Route from the house to the school.  From Google maps.
Screen shot 2016-07-17 at 12.01.14 PM
Cole Elementary School from Google maps. Click to enlarge.

Harold remembers that he started kindergarten about 1947 at Cole Elementary School, which was around the corner from the house.  He did not finish the year out because their house was fire bombed. They had moved into a white neighborhood where they were not wanted.  The oldest sister, Jocelyn Maxine remembered that their mother was very calm as she moved the children from the front of the house, where the bomb entered, to a back room.

Because of the bombing, the city of St. Louis gave the family an apartment in Carr Square Village, a public housing project.  When the family included nine children, they had outgrown that apartment and moved to Pruitt–Igoe, a large housing project first occupied in 1954. Eventually there were 12 children and the family bought a house on Cabanne Street. They lived there until about 1970 when they moved to Inglewood Court, where they lived until that property was taken by the city to build a strip mall about 2005.

My husband has been trying to find validation for this oral history, mainly searching old newspapers. So far he has not had any luck, but I think that he may have been searching the wrong years, so we are hopeful that eventual the story will be validated.

The Great Migration Continued

Family_migration_routes_2In the latest episode of Many Rivers To Cross, the Great Migration was briefly discussed. It got me to thinking about my family who pretty much all left the south in the early 1900s. I wrote an earlier series about the Graham side of my family and their move from Montgomery, Alabama to Detroit in 1917. You can read about that at these links:

To continue the story, I will start by writing about my Grandfather Albert B. Cleage and his siblings move from Athens, TN to Indianapolis, IN and finally to Detroit, Michigan, with mention of Uncle Edward Cleage and his family who remained in Athens.

Next I will cover my Grandmother Pearl Reed Cleage and the Reed family’s move from Lebanon, KY first to Indianapolis in the 1890s and on to Benton Harbor and Detroit, Michigan, with Uncle Hugh (Reed) Averette moving out to Los Angeles California.

Finally I will write about Eliza and Dock Allen’s children leaving Montgomery for Chicago, Detroit and New York.

I wanted to add my husband’s family, not sure if I will write them up soon though. They started in Dermott, AR. Catherine Williams went to Seattle, WA. Vennie Jean Williams went to Arkadelphia. Sterling Williams spent time in Little Rock before going to Chicago. Chester and Theola (my in-laws) moved to St. Louis, MO. Members of both the Davenports and the Williams migrated to Chicago.  Many relatives remained in rural AR, although none of my husband’s aunts or uncles.

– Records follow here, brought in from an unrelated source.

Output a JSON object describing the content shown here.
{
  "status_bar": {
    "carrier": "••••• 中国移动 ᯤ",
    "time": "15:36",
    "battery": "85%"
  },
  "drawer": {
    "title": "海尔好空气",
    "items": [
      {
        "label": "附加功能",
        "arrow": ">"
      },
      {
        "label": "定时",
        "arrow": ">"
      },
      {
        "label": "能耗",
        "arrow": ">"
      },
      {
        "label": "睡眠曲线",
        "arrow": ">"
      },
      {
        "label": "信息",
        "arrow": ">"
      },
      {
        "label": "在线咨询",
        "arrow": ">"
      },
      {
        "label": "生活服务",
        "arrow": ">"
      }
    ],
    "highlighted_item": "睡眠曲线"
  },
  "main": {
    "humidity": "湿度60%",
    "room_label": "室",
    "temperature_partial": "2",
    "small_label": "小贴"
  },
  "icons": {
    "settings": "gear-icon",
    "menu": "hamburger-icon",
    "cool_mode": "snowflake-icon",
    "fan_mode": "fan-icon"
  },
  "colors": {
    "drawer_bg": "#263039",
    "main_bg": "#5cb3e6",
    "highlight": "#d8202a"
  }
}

As I write I will probably come up with stories within stories. This should provide me with writing material for weeks!

To see other posts I’ve written about this series , click this link My Responses to Many Rivers to CrossYou will also find links to other bloggers responding to this series by sharing their own personal family stories.

For those interested, I found the map I used at this site about the Great Migration.